What to do:
Every entry, from the first line to the last, should be output exactly.
*** Data excerpts Section Begins ***
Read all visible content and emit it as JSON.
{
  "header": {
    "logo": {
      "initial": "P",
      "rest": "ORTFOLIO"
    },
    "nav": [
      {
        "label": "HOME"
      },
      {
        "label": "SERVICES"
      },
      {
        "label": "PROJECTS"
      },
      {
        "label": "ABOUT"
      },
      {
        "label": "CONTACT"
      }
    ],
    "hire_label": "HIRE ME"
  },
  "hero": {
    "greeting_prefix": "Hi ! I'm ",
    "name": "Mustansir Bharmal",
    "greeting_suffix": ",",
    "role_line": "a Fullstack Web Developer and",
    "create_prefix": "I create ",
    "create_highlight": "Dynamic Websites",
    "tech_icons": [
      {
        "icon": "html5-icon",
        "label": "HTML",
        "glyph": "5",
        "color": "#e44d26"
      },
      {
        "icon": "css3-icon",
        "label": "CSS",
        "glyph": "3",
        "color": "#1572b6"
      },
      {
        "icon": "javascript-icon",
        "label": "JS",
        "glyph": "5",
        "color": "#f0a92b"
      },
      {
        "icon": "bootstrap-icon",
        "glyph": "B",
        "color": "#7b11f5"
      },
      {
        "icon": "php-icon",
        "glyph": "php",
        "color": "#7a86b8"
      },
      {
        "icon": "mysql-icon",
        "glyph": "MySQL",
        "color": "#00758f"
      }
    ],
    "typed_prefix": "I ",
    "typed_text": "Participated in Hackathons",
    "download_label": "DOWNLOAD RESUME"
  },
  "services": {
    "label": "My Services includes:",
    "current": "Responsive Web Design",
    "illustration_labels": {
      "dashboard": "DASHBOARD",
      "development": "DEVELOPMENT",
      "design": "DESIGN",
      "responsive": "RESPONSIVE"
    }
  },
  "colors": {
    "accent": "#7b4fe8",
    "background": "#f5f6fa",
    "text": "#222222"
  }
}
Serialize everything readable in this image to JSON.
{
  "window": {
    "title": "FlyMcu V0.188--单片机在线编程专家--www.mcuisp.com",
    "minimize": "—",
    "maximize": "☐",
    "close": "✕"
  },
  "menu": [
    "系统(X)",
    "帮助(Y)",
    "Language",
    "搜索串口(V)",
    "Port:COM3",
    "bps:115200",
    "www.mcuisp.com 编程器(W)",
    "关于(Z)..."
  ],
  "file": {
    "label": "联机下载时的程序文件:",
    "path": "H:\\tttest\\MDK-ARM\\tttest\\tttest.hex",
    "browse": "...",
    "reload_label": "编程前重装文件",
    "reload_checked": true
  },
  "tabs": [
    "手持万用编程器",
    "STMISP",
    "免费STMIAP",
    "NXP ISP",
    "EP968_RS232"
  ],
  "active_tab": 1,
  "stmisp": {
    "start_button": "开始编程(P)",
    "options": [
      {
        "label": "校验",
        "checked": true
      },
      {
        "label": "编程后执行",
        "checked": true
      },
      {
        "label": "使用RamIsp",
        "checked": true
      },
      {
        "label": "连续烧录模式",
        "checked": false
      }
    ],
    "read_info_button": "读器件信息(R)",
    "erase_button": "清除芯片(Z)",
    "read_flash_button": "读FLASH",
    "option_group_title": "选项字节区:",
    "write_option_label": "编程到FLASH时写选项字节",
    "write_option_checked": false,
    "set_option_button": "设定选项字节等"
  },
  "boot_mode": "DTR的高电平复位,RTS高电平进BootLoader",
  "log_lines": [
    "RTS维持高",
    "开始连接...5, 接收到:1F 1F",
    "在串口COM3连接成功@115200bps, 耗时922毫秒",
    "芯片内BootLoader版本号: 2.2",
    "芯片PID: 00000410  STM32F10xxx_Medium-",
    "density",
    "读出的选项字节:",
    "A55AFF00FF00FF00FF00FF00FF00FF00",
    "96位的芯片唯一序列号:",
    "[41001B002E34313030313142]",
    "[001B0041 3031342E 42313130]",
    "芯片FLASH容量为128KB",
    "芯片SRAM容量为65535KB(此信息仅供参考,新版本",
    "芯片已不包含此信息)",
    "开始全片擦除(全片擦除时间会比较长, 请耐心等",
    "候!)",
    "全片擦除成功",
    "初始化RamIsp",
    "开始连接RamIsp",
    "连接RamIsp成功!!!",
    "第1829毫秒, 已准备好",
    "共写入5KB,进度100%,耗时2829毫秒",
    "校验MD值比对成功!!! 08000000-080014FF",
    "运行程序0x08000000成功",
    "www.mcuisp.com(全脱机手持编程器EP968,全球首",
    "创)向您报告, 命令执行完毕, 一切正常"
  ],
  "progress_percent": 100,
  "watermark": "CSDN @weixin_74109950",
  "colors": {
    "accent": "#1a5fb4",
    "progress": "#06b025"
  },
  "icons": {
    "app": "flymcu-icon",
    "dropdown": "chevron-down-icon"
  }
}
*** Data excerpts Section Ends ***
Response:
Read all visible content and emit it as JSON.
{
  "header": {
    "logo": {
      "initial": "P",
      "rest": "ORTFOLIO"
    },
    "nav": [
      {
        "label": "HOME"
      },
      {
        "label": "SERVICES"
      },
      {
        "label": "PROJECTS"
      },
      {
        "label": "ABOUT"
      },
      {
        "label": "CONTACT"
      }
    ],
    "hire_label": "HIRE ME"
  },
  "hero": {
    "greeting_prefix": "Hi ! I'm ",
    "name": "Mustansir Bharmal",
    "greeting_suffix": ",",
    "role_line": "a Fullstack Web Developer and",
    "create_prefix": "I create ",
    "create_highlight": "Dynamic Websites",
    "tech_icons": [
      {
        "icon": "html5-icon",
        "label": "HTML",
        "glyph": "5",
        "color": "#e44d26"
      },
      {
        "icon": "css3-icon",
        "label": "CSS",
        "glyph": "3",
        "color": "#1572b6"
      },
      {
        "icon": "javascript-icon",
        "label": "JS",
        "glyph": "5",
        "color": "#f0a92b"
      },
      {
        "icon": "bootstrap-icon",
        "glyph": "B",
        "color": "#7b11f5"
      },
      {
        "icon": "php-icon",
        "glyph": "php",
        "color": "#7a86b8"
      },
      {
        "icon": "mysql-icon",
        "glyph": "MySQL",
        "color": "#00758f"
      }
    ],
    "typed_prefix": "I ",
    "typed_text": "Participated in Hackathons",
    "download_label": "DOWNLOAD RESUME"
  },
  "services": {
    "label": "My Services includes:",
    "current": "Responsive Web Design",
    "illustration_labels": {
      "dashboard": "DASHBOARD",
      "development": "DEVELOPMENT",
      "design": "DESIGN",
      "responsive": "RESPONSIVE"
    }
  },
  "colors": {
    "accent": "#7b4fe8",
    "background": "#f5f6fa",
    "text": "#222222"
  }
}
Serialize everything readable in this image to JSON.
{
  "window": {
    "title": "FlyMcu V0.188--单片机在线编程专家--www.mcuisp.com",
    "minimize": "—",
    "maximize": "☐",
    "close": "✕"
  },
  "menu": [
    "系统(X)",
    "帮助(Y)",
    "Language",
    "搜索串口(V)",
    "Port:COM3",
    "bps:115200",
    "www.mcuisp.com 编程器(W)",
    "关于(Z)..."
  ],
  "file": {
    "label": "联机下载时的程序文件:",
    "path": "H:\\tttest\\MDK-ARM\\tttest\\tttest.hex",
    "browse": "...",
    "reload_label": "编程前重装文件",
    "reload_checked": true
  },
  "tabs": [
    "手持万用编程器",
    "STMISP",
    "免费STMIAP",
    "NXP ISP",
    "EP968_RS232"
  ],
  "active_tab": 1,
  "stmisp": {
    "start_button": "开始编程(P)",
    "options": [
      {
        "label": "校验",
        "checked": true
      },
      {
        "label": "编程后执行",
        "checked": true
      },
      {
        "label": "使用RamIsp",
        "checked": true
      },
      {
        "label": "连续烧录模式",
        "checked": false
      }
    ],
    "read_info_button": "读器件信息(R)",
    "erase_button": "清除芯片(Z)",
    "read_flash_button": "读FLASH",
    "option_group_title": "选项字节区:",
    "write_option_label": "编程到FLASH时写选项字节",
    "write_option_checked": false,
    "set_option_button": "设定选项字节等"
  },
  "boot_mode": "DTR的高电平复位,RTS高电平进BootLoader",
  "log_lines": [
    "RTS维持高",
    "开始连接...5, 接收到:1F 1F",
    "在串口COM3连接成功@115200bps, 耗时922毫秒",
    "芯片内BootLoader版本号: 2.2",
    "芯片PID: 00000410  STM32F10xxx_Medium-",
    "density",
    "读出的选项字节:",
    "A55AFF00FF00FF00FF00FF00FF00FF00",
    "96位的芯片唯一序列号:",
    "[41001B002E34313030313142]",
    "[001B0041 3031342E 42313130]",
    "芯片FLASH容量为128KB",
    "芯片SRAM容量为65535KB(此信息仅供参考,新版本",
    "芯片已不包含此信息)",
    "开始全片擦除(全片擦除时间会比较长, 请耐心等",
    "候!)",
    "全片擦除成功",
    "初始化RamIsp",
    "开始连接RamIsp",
    "连接RamIsp成功!!!",
    "第1829毫秒, 已准备好",
    "共写入5KB,进度100%,耗时2829毫秒",
    "校验MD值比对成功!!! 08000000-080014FF",
    "运行程序0x08000000成功",
    "www.mcuisp.com(全脱机手持编程器EP968,全球首",
    "创)向您报告, 命令执行完毕, 一切正常"
  ],
  "progress_percent": 100,
  "watermark": "CSDN @weixin_74109950",
  "colors": {
    "accent": "#1a5fb4",
    "progress": "#06b025"
  },
  "icons": {
    "app": "flymcu-icon",
    "dropdown": "chevron-down-icon"
  }
}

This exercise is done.